Only in God can we find comfort in the past and hope in the future, “Remember, O Lord, your compassion and loving devotion, for they are from age to age. Remember not the sins of my youth, or my rebellious acts; remember me according to your loving devotion, because of your goodness,” (Ps. 25:7-8).

  1. God is patient and merciful

The conversion of a person can last a lifetime. That is why God is so patient with us, God knows how to wait, he is not in a hurry because his Mercy is eternal. In the parable of the fig three Jesus reminds us of all the effort and work that God does so that we can bear fruits of goodness and holiness.

We are invited to know how to be patient with God’s patience. We are invited to plant the seed of the word in people’s hearts but at the same time we do not want to harvest what we sow. Remember the words of Saint Paul, “I planted the seed and Apollos watered it, but God made it grow.  So neither he who plants nor he who waters is anything, but only God, who makes things grow” (1 Co. 3:6-7).

Here are some Bible passages that would help us understand the importance of patience:

Proverbs 16:32: Better a patient person than a warrior, one with self-control than one who takes a city.

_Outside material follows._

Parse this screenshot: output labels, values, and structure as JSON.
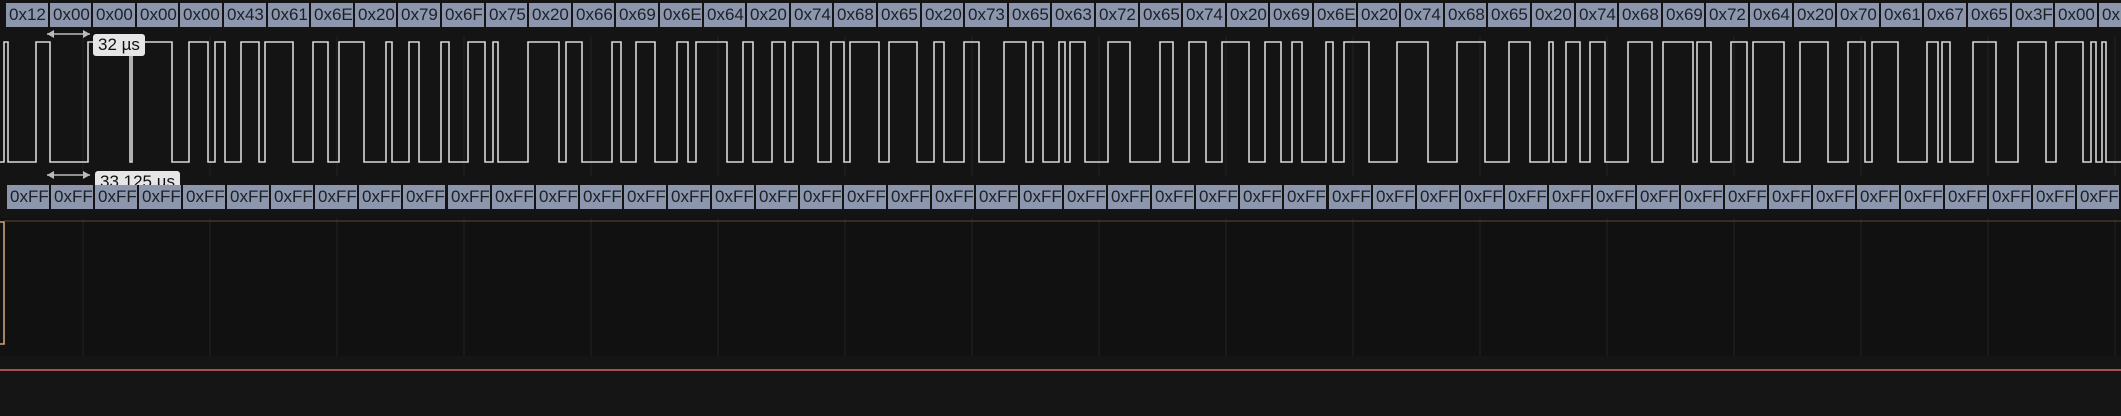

Proverbs 15:1: A gentle answer turns away wrath, but a harsh word stirs up anger.